Qualitative. The MacCAT-CR understanding section disclosed information and provided questions on the children’s comprehension of the purpose of the clinical research, the duration, the procedures, the research objectives, blinding in different treatment arms and the possibility of receiving placebo, and possible risks and benefits. The MacCAT-CR reasoning section contained questions on children’s thoughts about research participation: what would you rather do, participate or not?; why would you rather participate, or not participate?; what do you think is good about participating, and what is not good about it?; why would you prefer participating (or not participating) above not participating (or participating)?

Data Analysis

Quantitative.

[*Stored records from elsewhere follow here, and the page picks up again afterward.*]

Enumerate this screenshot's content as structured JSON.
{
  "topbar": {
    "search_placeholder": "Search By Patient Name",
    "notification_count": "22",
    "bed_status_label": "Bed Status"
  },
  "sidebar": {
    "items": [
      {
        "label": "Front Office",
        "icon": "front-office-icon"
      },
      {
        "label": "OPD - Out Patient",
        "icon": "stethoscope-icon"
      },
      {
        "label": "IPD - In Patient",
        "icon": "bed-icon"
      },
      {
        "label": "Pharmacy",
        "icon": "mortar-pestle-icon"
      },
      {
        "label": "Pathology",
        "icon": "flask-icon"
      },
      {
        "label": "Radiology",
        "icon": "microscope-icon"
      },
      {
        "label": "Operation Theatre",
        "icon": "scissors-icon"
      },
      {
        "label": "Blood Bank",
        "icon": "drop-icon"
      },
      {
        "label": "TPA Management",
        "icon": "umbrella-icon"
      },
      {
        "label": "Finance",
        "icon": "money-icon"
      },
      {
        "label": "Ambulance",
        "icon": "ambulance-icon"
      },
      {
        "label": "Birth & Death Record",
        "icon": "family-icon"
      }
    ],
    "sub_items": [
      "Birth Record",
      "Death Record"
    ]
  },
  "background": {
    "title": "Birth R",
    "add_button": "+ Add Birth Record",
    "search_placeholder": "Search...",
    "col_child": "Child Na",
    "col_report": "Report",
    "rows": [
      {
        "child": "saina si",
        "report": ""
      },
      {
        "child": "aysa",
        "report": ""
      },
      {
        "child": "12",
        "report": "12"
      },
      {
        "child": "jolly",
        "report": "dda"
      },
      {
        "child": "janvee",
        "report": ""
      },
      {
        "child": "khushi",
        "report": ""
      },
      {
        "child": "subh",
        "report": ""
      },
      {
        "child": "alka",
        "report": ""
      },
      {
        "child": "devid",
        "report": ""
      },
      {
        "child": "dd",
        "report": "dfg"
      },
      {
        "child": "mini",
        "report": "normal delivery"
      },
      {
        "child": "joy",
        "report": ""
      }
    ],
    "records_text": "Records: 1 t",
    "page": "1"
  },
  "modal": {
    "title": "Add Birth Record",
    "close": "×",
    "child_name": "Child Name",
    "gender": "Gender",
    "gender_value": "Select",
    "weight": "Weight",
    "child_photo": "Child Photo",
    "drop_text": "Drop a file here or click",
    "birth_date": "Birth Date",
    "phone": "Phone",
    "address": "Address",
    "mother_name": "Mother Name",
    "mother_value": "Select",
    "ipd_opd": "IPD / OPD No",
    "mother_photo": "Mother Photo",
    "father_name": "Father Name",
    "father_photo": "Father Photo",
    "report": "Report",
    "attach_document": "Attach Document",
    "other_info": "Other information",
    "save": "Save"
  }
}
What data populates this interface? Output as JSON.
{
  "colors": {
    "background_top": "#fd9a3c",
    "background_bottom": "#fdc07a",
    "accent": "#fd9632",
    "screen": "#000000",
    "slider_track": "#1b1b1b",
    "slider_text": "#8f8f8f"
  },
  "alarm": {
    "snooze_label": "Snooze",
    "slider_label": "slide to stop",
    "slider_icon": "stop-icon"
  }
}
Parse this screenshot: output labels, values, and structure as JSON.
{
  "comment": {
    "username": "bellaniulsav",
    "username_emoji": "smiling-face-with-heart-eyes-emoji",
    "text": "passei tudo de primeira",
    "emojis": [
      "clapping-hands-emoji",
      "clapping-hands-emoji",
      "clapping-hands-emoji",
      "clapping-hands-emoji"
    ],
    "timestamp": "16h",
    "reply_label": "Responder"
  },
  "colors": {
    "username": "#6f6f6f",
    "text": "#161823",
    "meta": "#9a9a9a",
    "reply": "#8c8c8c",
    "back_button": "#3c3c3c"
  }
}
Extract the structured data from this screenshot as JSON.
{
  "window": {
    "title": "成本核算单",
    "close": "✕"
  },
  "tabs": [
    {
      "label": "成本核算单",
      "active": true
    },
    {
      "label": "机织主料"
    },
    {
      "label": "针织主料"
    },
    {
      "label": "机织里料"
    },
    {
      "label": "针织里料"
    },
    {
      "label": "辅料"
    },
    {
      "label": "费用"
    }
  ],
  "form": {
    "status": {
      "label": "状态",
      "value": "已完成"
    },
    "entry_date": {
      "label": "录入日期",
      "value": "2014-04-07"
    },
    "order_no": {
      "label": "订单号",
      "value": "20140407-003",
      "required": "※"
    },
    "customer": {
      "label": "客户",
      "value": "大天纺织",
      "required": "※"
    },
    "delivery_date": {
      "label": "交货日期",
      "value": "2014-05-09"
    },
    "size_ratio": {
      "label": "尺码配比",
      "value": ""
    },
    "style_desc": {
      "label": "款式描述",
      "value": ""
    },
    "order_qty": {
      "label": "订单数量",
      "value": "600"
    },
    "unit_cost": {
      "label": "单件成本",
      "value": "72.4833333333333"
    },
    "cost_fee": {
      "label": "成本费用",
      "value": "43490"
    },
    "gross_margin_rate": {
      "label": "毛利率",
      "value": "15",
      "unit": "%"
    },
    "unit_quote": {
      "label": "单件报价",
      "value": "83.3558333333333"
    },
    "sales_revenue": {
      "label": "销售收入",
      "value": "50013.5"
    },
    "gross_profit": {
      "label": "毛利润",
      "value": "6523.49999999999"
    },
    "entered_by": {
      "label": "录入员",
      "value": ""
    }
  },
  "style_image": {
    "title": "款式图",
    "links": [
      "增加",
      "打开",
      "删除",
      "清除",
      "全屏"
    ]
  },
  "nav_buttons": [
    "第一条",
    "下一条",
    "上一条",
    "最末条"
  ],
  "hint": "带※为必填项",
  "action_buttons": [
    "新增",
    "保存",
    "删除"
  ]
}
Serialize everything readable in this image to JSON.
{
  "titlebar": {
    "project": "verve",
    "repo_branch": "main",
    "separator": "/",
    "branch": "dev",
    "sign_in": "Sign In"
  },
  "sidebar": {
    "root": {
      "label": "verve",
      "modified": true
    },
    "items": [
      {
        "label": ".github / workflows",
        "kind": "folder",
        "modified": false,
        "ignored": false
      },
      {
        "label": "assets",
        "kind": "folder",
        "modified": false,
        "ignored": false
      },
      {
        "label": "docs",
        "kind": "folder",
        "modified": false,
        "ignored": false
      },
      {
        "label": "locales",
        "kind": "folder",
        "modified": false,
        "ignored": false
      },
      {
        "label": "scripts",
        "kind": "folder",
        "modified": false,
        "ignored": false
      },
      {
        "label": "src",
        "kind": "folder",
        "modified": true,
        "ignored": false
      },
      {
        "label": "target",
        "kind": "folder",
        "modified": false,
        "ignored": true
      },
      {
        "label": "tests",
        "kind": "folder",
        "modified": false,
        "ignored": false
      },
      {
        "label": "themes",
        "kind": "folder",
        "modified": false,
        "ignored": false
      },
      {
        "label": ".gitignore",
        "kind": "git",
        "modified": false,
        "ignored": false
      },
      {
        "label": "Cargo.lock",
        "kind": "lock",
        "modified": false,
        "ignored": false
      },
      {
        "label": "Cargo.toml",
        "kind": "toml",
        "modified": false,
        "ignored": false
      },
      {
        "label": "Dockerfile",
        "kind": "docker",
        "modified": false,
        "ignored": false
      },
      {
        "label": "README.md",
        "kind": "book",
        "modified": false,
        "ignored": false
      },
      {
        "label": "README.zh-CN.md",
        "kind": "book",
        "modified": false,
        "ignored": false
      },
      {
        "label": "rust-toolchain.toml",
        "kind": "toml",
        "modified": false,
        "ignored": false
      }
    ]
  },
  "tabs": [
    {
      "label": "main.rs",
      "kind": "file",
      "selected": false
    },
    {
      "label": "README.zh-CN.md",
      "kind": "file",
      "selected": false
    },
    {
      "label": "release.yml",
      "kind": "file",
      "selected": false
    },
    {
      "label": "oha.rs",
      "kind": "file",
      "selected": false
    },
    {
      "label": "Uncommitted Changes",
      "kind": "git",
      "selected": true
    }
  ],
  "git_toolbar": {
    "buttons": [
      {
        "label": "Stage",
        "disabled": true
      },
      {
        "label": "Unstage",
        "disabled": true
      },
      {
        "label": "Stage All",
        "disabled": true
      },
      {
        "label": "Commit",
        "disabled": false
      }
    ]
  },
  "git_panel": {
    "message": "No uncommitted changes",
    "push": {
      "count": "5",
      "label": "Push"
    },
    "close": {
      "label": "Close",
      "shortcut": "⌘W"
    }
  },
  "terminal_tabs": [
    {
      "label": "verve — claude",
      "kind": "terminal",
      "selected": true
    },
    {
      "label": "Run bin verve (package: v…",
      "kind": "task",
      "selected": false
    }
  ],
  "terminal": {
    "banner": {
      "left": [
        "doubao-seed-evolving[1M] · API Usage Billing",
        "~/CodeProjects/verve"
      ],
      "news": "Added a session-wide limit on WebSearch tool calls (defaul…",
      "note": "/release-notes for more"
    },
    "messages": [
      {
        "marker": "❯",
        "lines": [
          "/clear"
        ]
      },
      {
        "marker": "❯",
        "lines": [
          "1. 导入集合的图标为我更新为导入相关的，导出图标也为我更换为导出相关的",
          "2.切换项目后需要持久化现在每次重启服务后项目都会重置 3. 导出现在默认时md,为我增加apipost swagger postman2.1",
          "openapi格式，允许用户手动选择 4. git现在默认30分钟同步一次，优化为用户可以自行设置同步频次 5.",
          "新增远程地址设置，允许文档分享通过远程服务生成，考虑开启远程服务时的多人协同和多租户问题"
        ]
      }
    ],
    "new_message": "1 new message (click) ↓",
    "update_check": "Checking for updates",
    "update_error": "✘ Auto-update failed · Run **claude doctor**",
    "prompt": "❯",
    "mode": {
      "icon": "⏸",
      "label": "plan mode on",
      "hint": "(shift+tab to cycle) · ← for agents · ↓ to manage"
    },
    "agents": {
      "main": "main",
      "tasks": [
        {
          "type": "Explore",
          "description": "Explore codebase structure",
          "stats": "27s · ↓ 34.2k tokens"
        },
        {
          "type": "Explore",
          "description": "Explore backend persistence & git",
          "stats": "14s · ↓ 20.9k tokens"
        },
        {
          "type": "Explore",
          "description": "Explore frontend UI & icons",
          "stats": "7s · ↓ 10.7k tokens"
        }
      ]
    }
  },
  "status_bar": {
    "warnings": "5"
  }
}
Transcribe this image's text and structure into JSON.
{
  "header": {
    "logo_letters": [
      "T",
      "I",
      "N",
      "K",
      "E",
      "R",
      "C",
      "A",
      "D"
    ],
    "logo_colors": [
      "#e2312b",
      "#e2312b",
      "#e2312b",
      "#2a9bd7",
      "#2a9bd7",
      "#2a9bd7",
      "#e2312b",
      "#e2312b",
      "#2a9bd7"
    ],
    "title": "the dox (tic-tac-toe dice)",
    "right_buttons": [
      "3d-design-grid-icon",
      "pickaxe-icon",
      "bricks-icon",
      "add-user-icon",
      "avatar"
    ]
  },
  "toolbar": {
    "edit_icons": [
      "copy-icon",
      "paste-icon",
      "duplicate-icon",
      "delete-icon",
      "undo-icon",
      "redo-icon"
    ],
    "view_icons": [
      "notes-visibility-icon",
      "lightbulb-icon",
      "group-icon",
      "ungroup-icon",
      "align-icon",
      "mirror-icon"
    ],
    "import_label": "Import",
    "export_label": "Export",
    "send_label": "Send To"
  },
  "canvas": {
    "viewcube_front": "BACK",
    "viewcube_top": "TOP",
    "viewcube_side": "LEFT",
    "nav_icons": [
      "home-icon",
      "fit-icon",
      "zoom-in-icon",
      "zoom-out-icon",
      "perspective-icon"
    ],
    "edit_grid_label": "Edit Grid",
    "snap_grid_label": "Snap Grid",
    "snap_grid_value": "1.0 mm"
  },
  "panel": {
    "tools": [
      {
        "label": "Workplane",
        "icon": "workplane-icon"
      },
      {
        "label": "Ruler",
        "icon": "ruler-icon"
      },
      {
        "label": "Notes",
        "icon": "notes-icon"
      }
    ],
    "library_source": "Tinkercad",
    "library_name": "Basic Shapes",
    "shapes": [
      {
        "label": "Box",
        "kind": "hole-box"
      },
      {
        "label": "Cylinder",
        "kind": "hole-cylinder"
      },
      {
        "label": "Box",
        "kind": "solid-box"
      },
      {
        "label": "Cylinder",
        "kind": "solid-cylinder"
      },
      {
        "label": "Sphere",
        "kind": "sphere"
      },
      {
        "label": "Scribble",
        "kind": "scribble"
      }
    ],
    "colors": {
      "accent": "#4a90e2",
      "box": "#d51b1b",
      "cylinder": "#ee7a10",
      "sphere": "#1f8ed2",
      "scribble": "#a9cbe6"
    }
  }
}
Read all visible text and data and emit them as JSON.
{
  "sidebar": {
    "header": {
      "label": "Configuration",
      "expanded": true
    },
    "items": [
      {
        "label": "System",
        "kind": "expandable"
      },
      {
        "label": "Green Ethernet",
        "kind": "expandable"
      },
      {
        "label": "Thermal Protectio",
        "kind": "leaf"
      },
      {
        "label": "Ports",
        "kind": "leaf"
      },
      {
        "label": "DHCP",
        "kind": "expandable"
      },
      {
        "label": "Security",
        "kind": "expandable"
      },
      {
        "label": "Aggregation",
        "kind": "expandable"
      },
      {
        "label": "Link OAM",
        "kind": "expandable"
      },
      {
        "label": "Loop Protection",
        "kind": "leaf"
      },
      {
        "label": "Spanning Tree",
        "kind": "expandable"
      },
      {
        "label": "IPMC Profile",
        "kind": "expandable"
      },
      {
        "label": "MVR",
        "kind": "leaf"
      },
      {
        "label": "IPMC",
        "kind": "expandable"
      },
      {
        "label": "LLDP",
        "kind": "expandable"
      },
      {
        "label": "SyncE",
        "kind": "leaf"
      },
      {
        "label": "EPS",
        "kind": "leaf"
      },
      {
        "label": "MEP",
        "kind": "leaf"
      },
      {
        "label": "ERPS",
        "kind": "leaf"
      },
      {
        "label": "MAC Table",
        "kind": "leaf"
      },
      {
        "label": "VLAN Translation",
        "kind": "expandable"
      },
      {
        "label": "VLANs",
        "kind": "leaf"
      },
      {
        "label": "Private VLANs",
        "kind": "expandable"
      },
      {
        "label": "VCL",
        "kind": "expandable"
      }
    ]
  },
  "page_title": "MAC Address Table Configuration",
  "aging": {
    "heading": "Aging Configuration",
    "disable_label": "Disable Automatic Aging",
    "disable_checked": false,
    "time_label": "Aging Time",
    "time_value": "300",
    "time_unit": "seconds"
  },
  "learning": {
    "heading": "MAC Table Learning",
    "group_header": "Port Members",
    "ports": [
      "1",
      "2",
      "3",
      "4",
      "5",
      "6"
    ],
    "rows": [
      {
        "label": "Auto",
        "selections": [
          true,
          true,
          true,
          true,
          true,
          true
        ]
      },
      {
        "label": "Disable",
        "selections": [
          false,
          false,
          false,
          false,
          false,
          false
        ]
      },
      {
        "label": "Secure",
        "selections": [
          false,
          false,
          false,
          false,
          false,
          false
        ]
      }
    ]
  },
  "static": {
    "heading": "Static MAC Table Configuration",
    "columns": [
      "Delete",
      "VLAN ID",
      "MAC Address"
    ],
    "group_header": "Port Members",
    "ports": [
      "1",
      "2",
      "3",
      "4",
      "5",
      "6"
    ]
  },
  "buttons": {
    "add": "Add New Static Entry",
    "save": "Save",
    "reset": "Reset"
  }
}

We used multiple logistic regression analysis to examine to what extent the possible explanatory variables—age, gender, disease experience, socioeconomic status, complexity and risk of the study, intelligence, ethnicity, decision-making competence, and parental competence judgment—were related to the decision to participate, or not participate, in the research project. First, we examined the distribution of these variables in the sample in contingency tables. Ethnicity classifications were collapsed into Western European and other ethnicity. Then, all explanatory variables were entered simultaneously into the model to examine which variable contributed most to the probability for a positive decision on trial participation. Since adjusted odds ratio for the variables depend on their scale of measurement, we used the Wald statistic as a measure of strength of the association with trial participation.

Calibration of the model was examined using the procedure of Hosmer and Lemeshow (20) to test the differences between expected model probabilities and observed probabilities of the decision to participate in research. A Hosmer and Lemeshow test P value > 0.05 indicates no statistically significant differences between observed and expected frequencies regarding the decision to participate in research and thus the model fits acceptably. Accuracy of the model was examined by a receiver operating characteristic curve analysis. The AUC served as the validity coefficient; AUCs exceeding 0.70 are generally considered adequate.

Qualitative. The interviews were transcribed verbatim and checked against the recordings. We used the software package MAXQDA (VERBI GmbH, Berlin, Germany) to manage data. Two researchers (Lotte Gelens and I.M.H.) read and annotated five transcripts independently with no predetermined coding structure. We compared the transcripts to identify emergent themes and to identify initial codes. Further discussion identified predominant themes. The codes agreed upon were: reasons to participate; expected benefit; reasons not to participate; expected burdens; decisive reason; personal beliefs; probable choice; therapeutic misconception (conceptualizing research as treatment); and expected impact of participation. Each researcher then coded the remaining transcripts, while looking for consistencies to increase trustworthiness within and between transcripts. To illustrate the interviewees’ responses, we extracted some common considerations mentioned by the participants, which were presented in the Results section.

Statement of Financial Support

All phases of this study were supported by a grant from ZonMW, The Netherlands Organization for Health Research and Development, number 11-3105-006.


All authors have no financial relationships relevant to this article to disclose.